This map shows the proportion of individuals in Washington communities living at or below the federal poverty line (annual income $26,500), paired with average energy burden (percentage of annual household income spent on energy costs).
Despite efforts to provide affordable energy to the non-urban parts of the state, rural communities in Washington State have a median energy burden that is 1.5 times greater than their urban counterparts, ranging from 2–8%, as compared to 1–5% in urban communities.
This means that a person making the median income in Washington State ($77,006) could pay $770-$3,850 on energy bills in an urban community, versus $1,540-$6,160 in a rural one. The costs associated with energy bills are often made more significant by compounding socioeconomic challenges, such as increased housing burden and lessened economic opportunities.
Note: For the Community-Defined Decarbonization project, the definition of a rural community is a census tract that lies beyond a metropolitan tract (including micropolitan, small town, and rural tracts). Read the full Community-Defined Decarbonization report here.
The map is divided into census tracts, which are color-coded to show the community-level relationship between the proportion of poverty and average energy burden. Black lines indicate counties and red lines indicate Tribal Lands.
The darkest green (top right square in the legend) indicates communities with both high proportions of poverty and high average energy burden. The blue (bottom right) indicates communities with high energy burden but low proportions of poverty, while the light green (top left) shows communities with low proportions of poverty but high energy burden.
Lastly, the light yellow (bottom left) shows areas that have both low proportions of poverty and low average energy burden.
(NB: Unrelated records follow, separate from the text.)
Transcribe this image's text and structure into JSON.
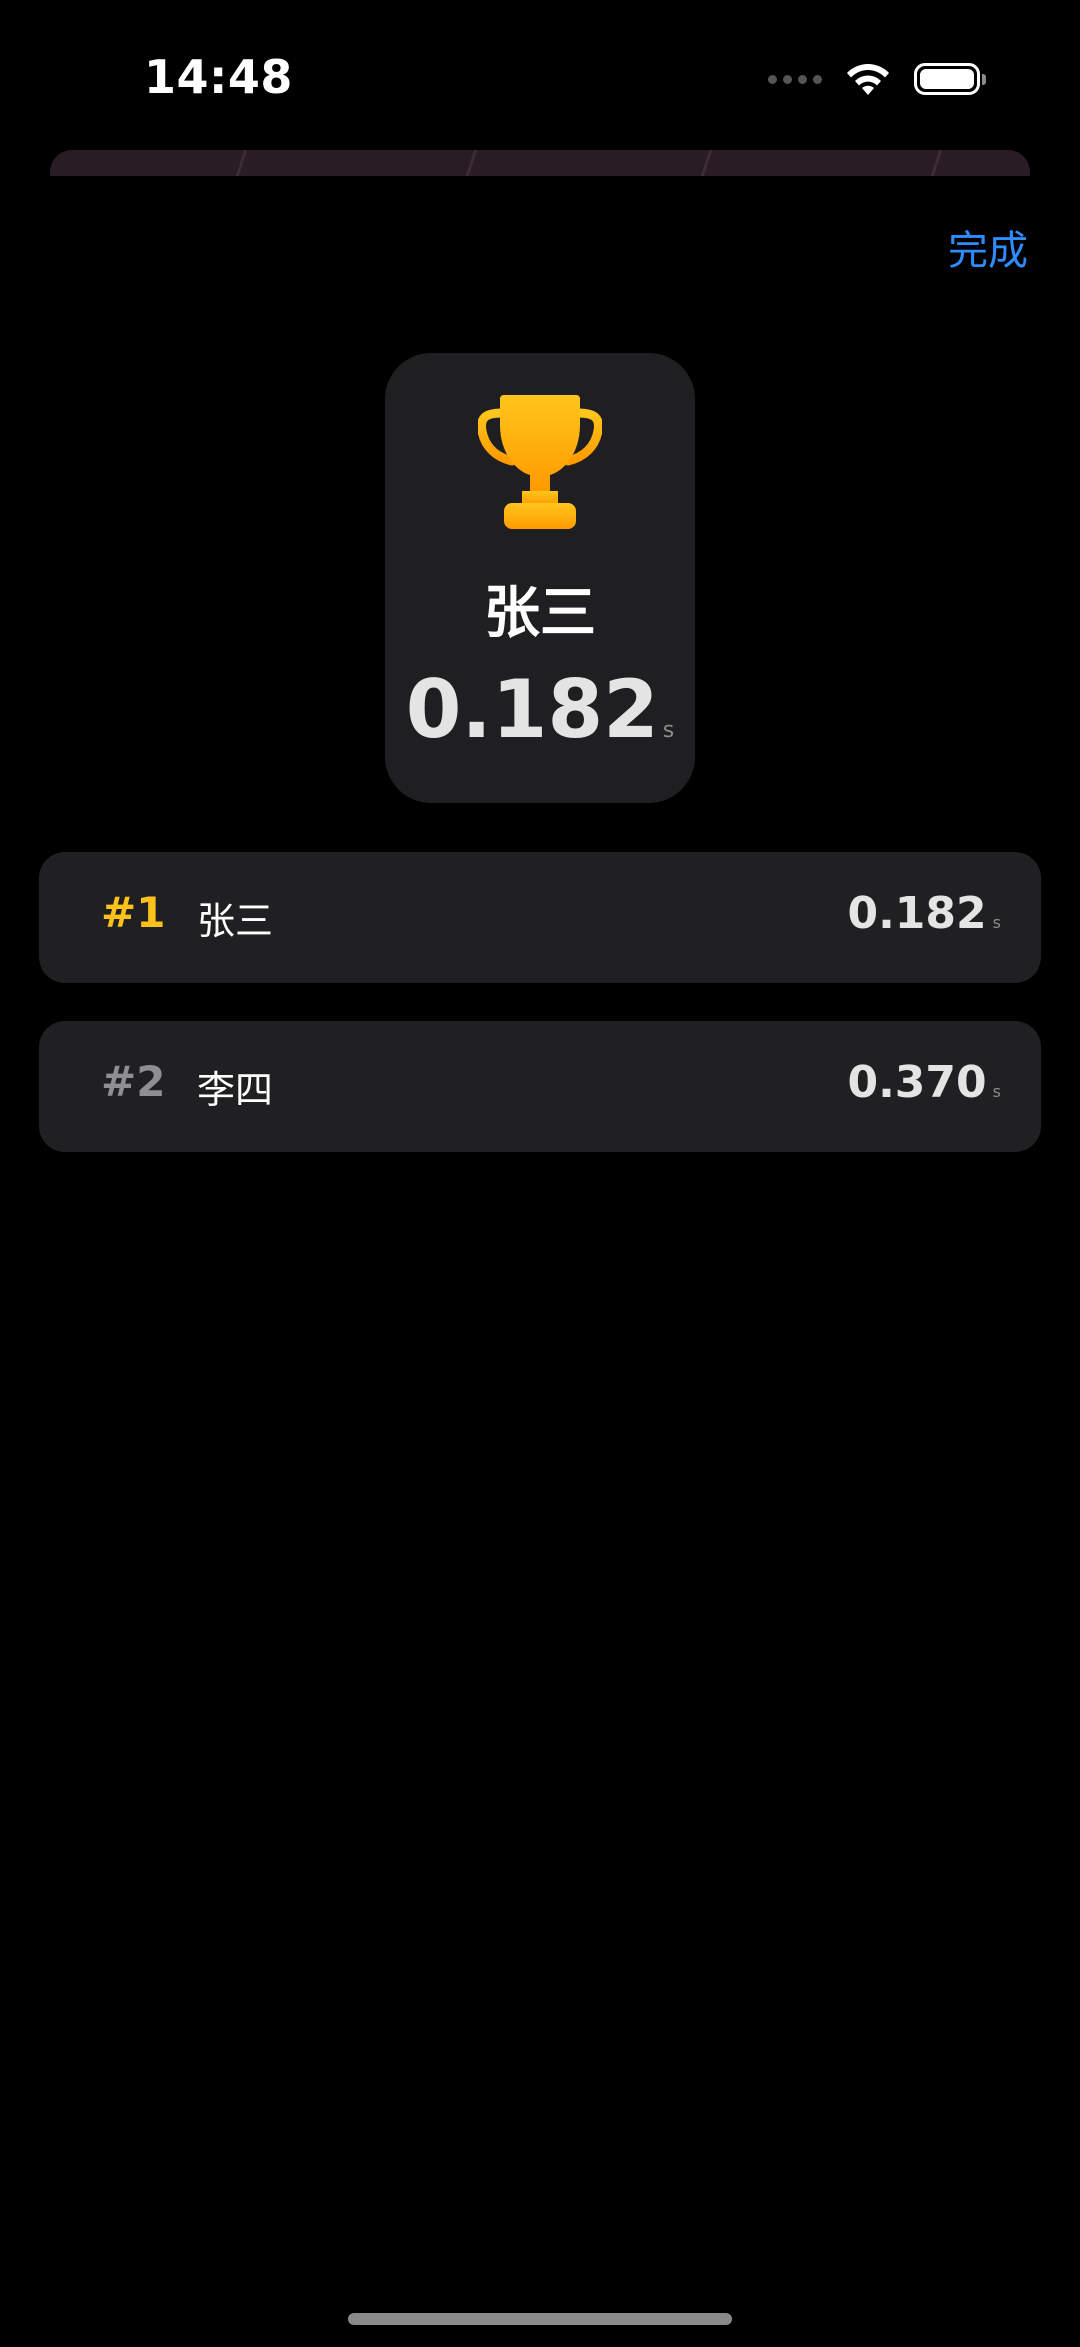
{
  "status_bar": {
    "time": "14:48",
    "icons": [
      "cellular-signal-icon",
      "wifi-icon",
      "battery-icon"
    ],
    "battery_level": 1.0
  },
  "nav": {
    "done_label": "完成",
    "accent": "#2f8cff"
  },
  "winner": {
    "icon": "trophy-icon",
    "name": "张三",
    "time": "0.182",
    "unit": "s"
  },
  "leaderboard": [
    {
      "rank": "#1",
      "name": "张三",
      "time": "0.182",
      "unit": "s",
      "rank_color": "#ffc21a"
    },
    {
      "rank": "#2",
      "name": "李四",
      "time": "0.370",
      "unit": "s",
      "rank_color": "#8e8e93"
    }
  ]
}
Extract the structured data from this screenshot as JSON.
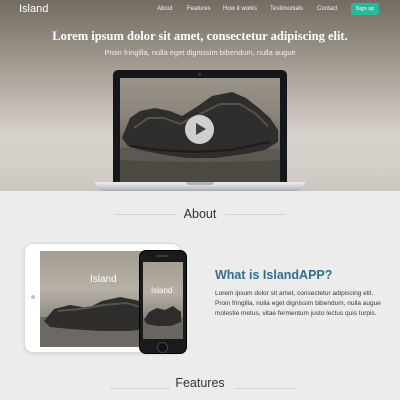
{
  "nav": {
    "logo": "Island",
    "items": [
      {
        "label": "About"
      },
      {
        "label": "Features"
      },
      {
        "label": "How it works"
      },
      {
        "label": "Testimonials"
      },
      {
        "label": "Contact"
      }
    ],
    "signup_label": "Sign up"
  },
  "hero": {
    "title": "Lorem ipsum dolor sit amet, consectetur adipiscing elit.",
    "subtitle": "Proin fringilla, nulla eget dignissim bibendum, nulla augue"
  },
  "about": {
    "heading": "About",
    "tablet_label": "Island",
    "phone_label": "Island",
    "app_title": "What is IslandAPP?",
    "app_body": "Lorem ipsum dolor sit amet, consectetur adipiscing elit. Proin fringilla, nulla eget dignissim bibendum, nulla augue molestie metus, vitae fermentum justo lectus quis turpis."
  },
  "features": {
    "heading": "Features"
  },
  "colors": {
    "accent": "#28b89a",
    "app_title": "#2e6f8e"
  }
}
Note: The white area between Yakima County and Franklin County is Hanford, a decommissioned nuclear production site where no one is permitted to live within 35 miles and hence is not a census tract.
Click on the map to see associated data, including the rurality of the census tract (rural or urban). Use the + and – buttons in the upper left to zoom in and out of different census tracts and use the search bar in the upper righthand corner to search for an address.